"I've always loved big waves," says Narrabeen hot shot…
Five days ago, the Narrabeen surfer Laura Enever thrilled me, you, Taj, Carissa, Steph, anyone with a surf kink, when she towed into ten-foot Shipstern Bluff in Tasmania.
Ms Enever, who no longer competes on the WCT after blowing a knee paddle-surfing Jaws at the end of 2016 but who missed the 2017 injury wildcard to Malia Manuel, is making a movie, called Undone, about her transition from competitor to big-waver.
When I saw the first of the Shipstern photos, I gave Laura and her filmmaker-director Steve Wall a call to discuss.
He, for the finer details of the film; she, for the finer points of riding the infamous righthand ledge. I snatched Steve, briefly, at Hobart airport but Ms Enever proved a little more elusive.
A DM here, Hobart, a DM there, Sydney airport prior to a run to Cloudbreak to collide with a six-to-eight-foot swell, a DM that got her on the boat on the way out to the leftghander. Eventually, I got Laura beside the pool at her hotel on the Fijian mainland.
First, says Laura, she hadn’t actually…planned… on surfing Shipsterns on that trip. Tasmania was meant to be the concluding chapter after a year of surfing, and filming, at big waves around Australia. It would be the hero piece. The final act in a compelling drama of a surfer coming to terms with, and conquering, the country’s most spectacular wave.
But a swell hit, a few of the guys Steve usually shoots with, Russell Bjerke etc, were going down, how about she go and get a feel for the joint?

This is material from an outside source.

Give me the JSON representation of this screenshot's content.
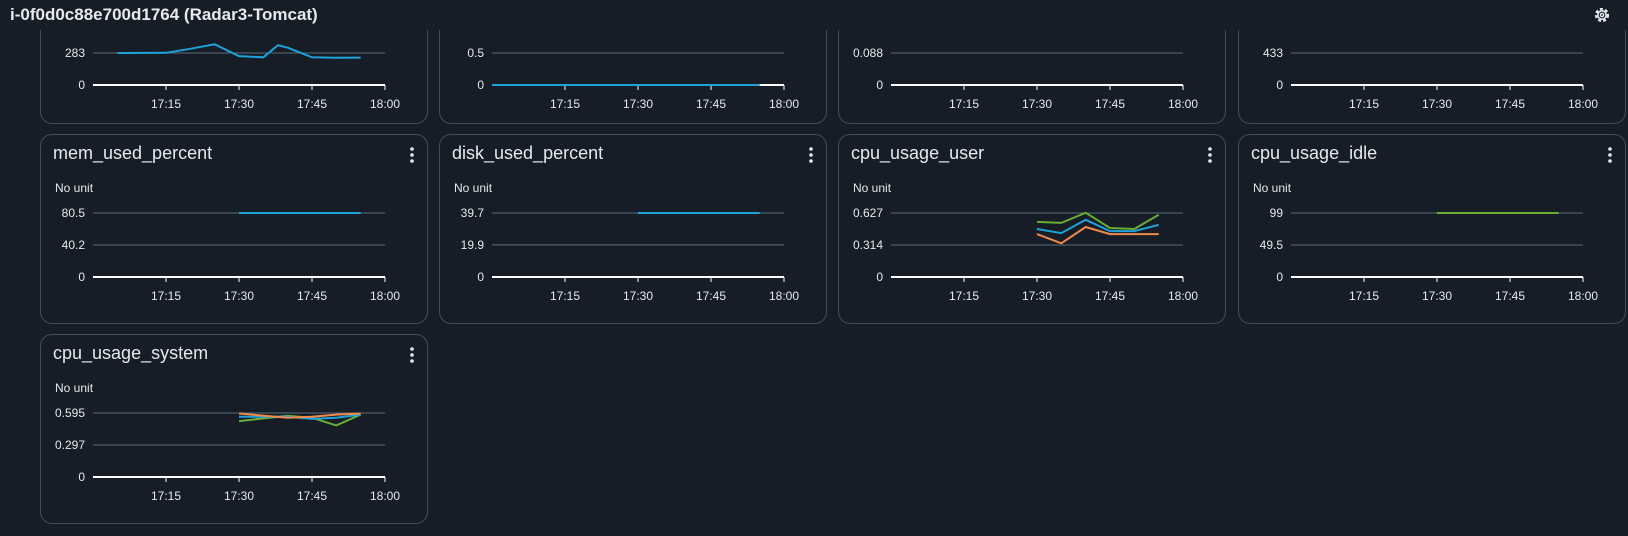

So she does the two-hour walk in, watches and watches from the rocks, then figures she might just paddle out, sit in the channel and get a closer look. A local bodyboarder, Shane Ackerman, gives her instructions on how to navigate the outrageous rock jump there (“You’re jumping into the biggest ocean ever, it’s quite dramatic,” says Laura) and within fifteen minutes she is on the rope, as they say.
On her first wave, Laura takes too high a line and cartwheels down the face. “I got sucked over the falls and then, as I came up, I could hear the whole channel erupting. They were losing it, loving it. Whether you made a wave or ate shit, they were stoked.”
After the cartwheel, she sits in a boat in the channel for three hours, until around four-thirty when conditions became so good, Laura couldn’t resist having another swing.
She plans on paddling, it’ss that clean, that perfect, but the local surfer Marty Paradisis tells her he’ll tow her into a set.
On the boat, another local, Mikey Brennan, tells her she needs to “be like a cat. He was yelling at me, ‘Be like a cat! Agile and ready like a cat!’ It was the best advice I got all day. You don’t know what the wave is going to do so…be like a cat.”
“I went from overthinking it to letting it happen,” says Laura. “It all happened so fast. I can’t believe how big it looks on the photos. You tow into a six-footer and it…grows.”
And her response to the response from people like Taj Burrow, Carissa Moore, Stephanie Gilmore and Sabre Norris telling her she was “a weapon”, “crazy”, and so on?
“People thought I’d lost my marbles,” says Laura. “But I’ve always loved big waves. When I was eighteen I went to P-Pass and got hooked on getting big barrels. I’ve had some awesome trips to Cloudy, I’ve been lit up at Jaws, which made me so determined to be stronger and more experienced so I can make a wave there.”
Is she a little sad that she ain’t on the tour with her gal pals?
“I wasn’t feeling that stoked on the tour. I wasn’t getting sad when I lost. I wasn’t feeling anything. When you’ve been doing the QS and the tour for seven years, there was no time to do other stuff. So not getting the injury wildcard worked out in my favour. ”
The twenty or thirty minute documentary, it’s surfing so it’s wave dependent, will be loosed sometime in the southern hemi spring.
And right now?
“Cocktails,” says Laura.